Treibitz added that there were other ways that workers could help the city identify areas where they could reduce overall costs.

“Firefighters are very willing to offset wages with retirement … and with some other kinds of cost factors,” Treibitz said as an example.

Turner also said that the government could find savings in other ways if it expanded the ordinance to include negotiations over working conditions. “We lose, on average, about 10 firefighters and paramedics a year to various jurisdictions, most of which go across the river to areas that have [expansive collective bargaining agreements],” Turner said.

Turner added that it costs approximately $185,000 to recruit and train a new firefighter, a cost that, when compounded, soars into millions of dollars. Turner also said that in 11 years, he had worked with three different full-time fire chiefs, which he said was also reflective of this retention problem — one that unleashes a chain of other expensive issues.

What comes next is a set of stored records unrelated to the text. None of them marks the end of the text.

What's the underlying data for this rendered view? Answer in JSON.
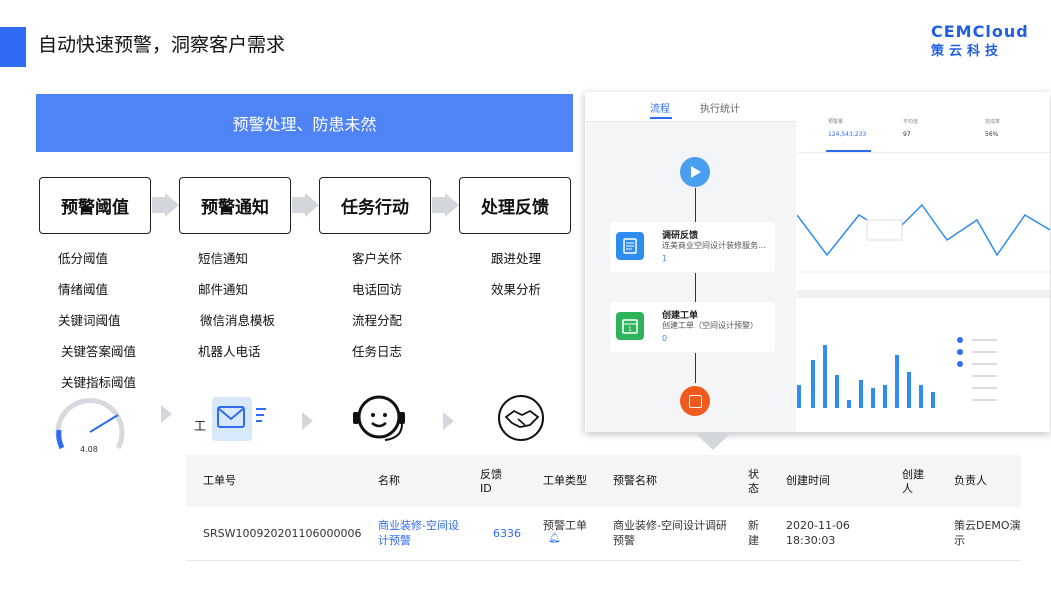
{
  "header": {
    "title": "自动快速预警，洞察客户需求",
    "logo_top": "CEMCloud",
    "logo_bottom": "策云科技"
  },
  "banner": "预警处理、防患未然",
  "stages": [
    {
      "label": "预警阈值",
      "items": [
        "低分阈值",
        "情绪阈值",
        "关键词阈值",
        "关键答案阈值",
        "关键指标阈值"
      ]
    },
    {
      "label": "预警通知",
      "items": [
        "短信通知",
        "邮件通知",
        "微信消息模板",
        "机器人电话"
      ]
    },
    {
      "label": "任务行动",
      "items": [
        "客户关怀",
        "电话回访",
        "流程分配",
        "任务日志"
      ]
    },
    {
      "label": "处理反馈",
      "items": [
        "跟进处理",
        "效果分析"
      ]
    }
  ],
  "gauge_value": "4.08",
  "small_label": "工",
  "flow_panel": {
    "tabs": [
      "流程",
      "执行统计"
    ],
    "node1": {
      "title": "调研反馈",
      "sub": "连美商业空间设计装修服务...",
      "meta": "1"
    },
    "node2": {
      "title": "创建工单",
      "sub": "创建工单（空间设计预警）",
      "meta": "0"
    }
  },
  "stats": [
    {
      "label": "预警量",
      "value": "124,543,233"
    },
    {
      "label": "平均值",
      "value": "97"
    },
    {
      "label": "完成率",
      "value": "56%"
    }
  ],
  "table": {
    "headers": [
      "工单号",
      "名称",
      "反馈ID",
      "工单类型",
      "预警名称",
      "状态",
      "创建时间",
      "创建人",
      "负责人"
    ],
    "row": {
      "id": "SRSW100920201106000006",
      "name": "商业装修-空间设计预警",
      "feedback_id": "6336",
      "type": "预警工单",
      "alert_name": "商业装修-空间设计调研预警",
      "status": "新建",
      "created_at": "2020-11-06 18:30:03",
      "creator": "",
      "owner": "策云DEMO演示"
    }
  },
  "colors": {
    "accent": "#2f6bf5",
    "banner": "#4f84f7",
    "arrow": "#d3d7dc"
  }
}
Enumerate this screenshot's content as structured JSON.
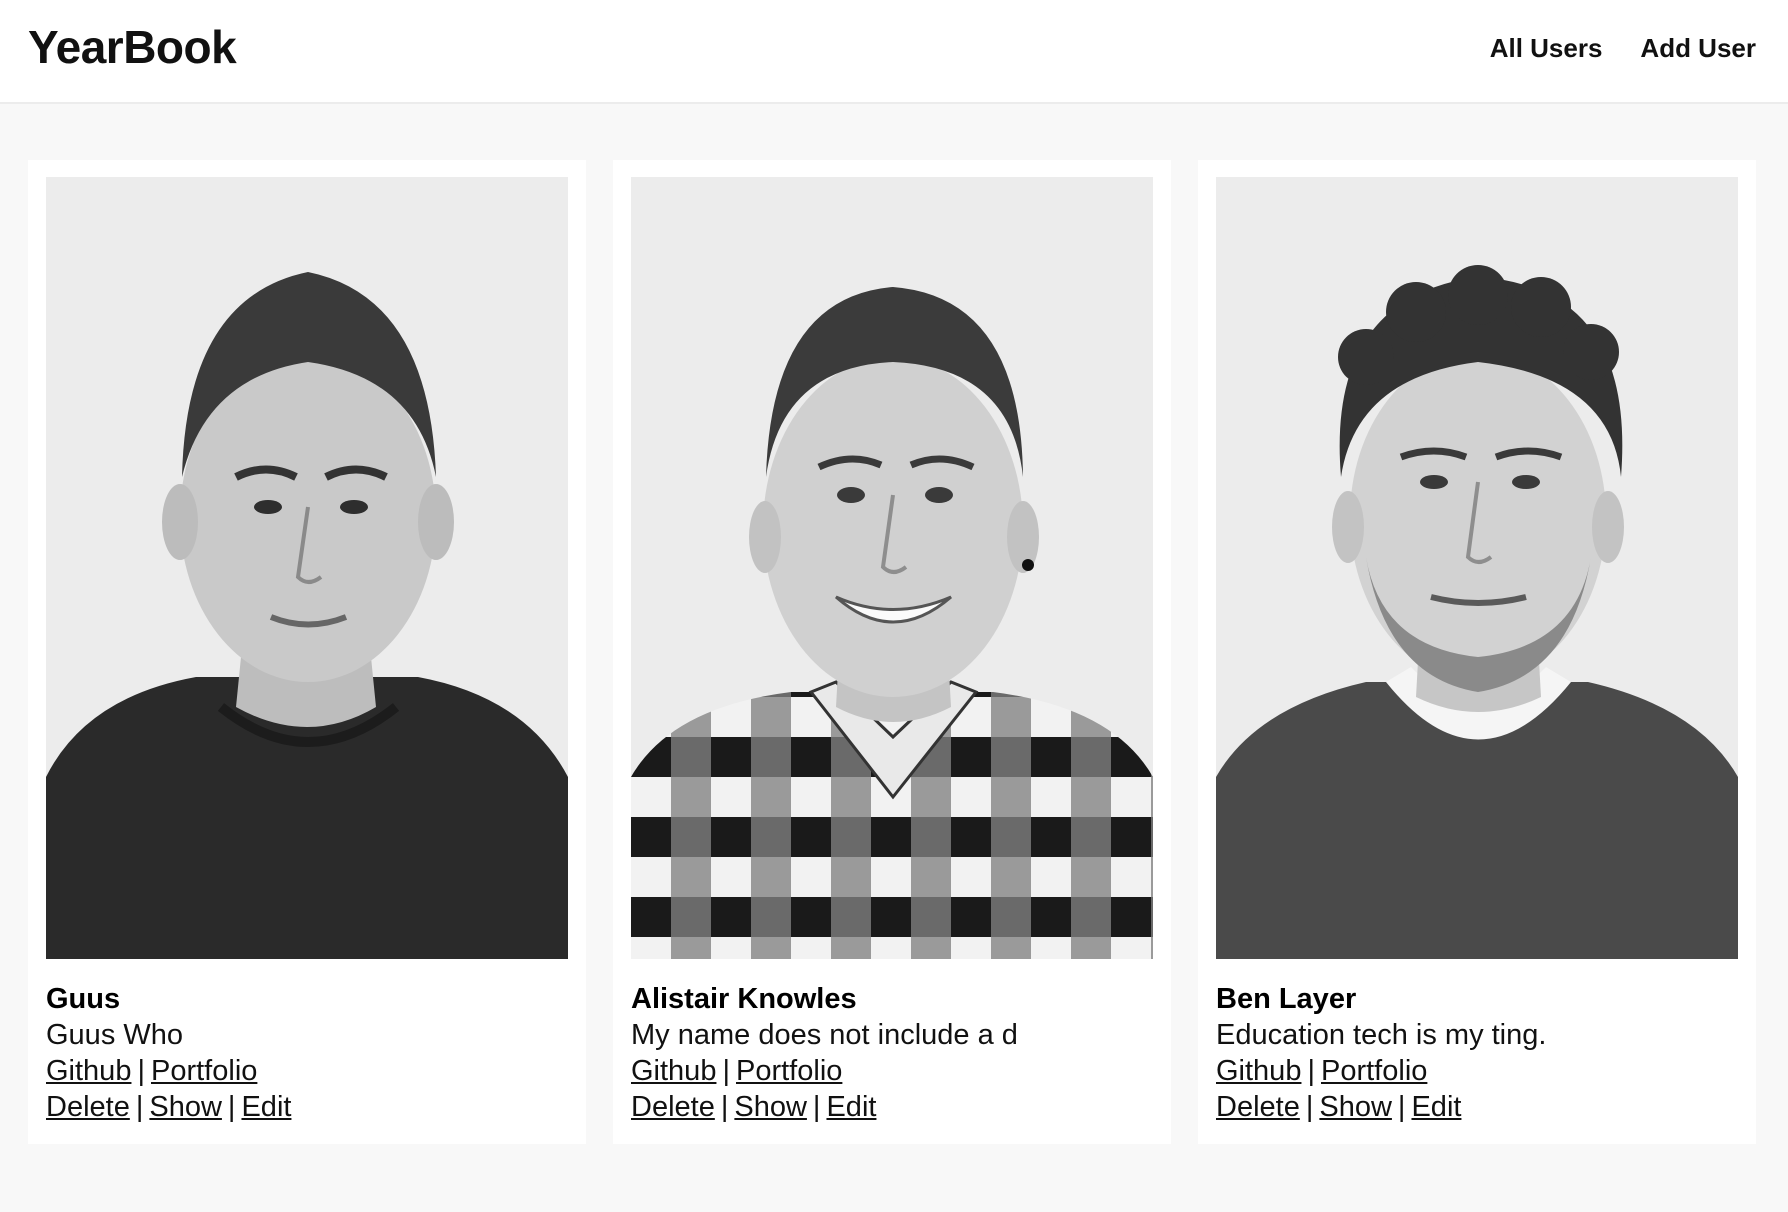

“We were spending a ton of money on workers compensation claims from people who were doing a lot of extra work,” Turner said. “We have overworked members. I think as of last week, I had a member who was close to 500 hours of overtime because we’re a minimally staffed department. And [even] when there’s not somebody to fill that spot, somebody’s got to fill it.”

Jinks, however, said that retention for police and fire is not a problem within the city.

“Our turnover for police and fire is not a major issue. … While I have been manager, I think we have raised police and/or fire pay at least three times,” Jinks said.

Jinks also added that, broadly speaking, “… turnover is way down. So, while we’d like a situation where nobody leaves, that is not feasible.”

Some within the community, however, do not believe there should be a collective bargaining at all. Frank Fannon, a Republican who served on City Council from 2009 to 2012, is opposed entirely to the practice of collective bargaining. Fannon said he didn’t think Alexandria needed to consider a collective bargaining.

“All [collective bargaining] does is empower the city employees, and the City Council ends up handicapping themselves in negotiation with city employees in relation to wages and benefits,” Fannon said.

Fannon also added that he believed the city already treats its employees well and gives them all the benefits they need.

“… They don’t need to negotiate. We treat the city employees very well here in Alexandria. Not many employees, you know, turn over because of income issues where they’re not being treated well,” Fannon said.

The General Assembly has already approved collective bargaining, the debate in Alexandria has moved beyond whether the practice should be allowed to whether the current draft ordinance is expansive enough.

As Alexandria debates this new draft ordinance on collective bargaining, neighboring cities and municipalities across the state will be watching to see the outcome.

“We know that Arlington County is watching what’s happening. Our members are talking about it,” Waghray said.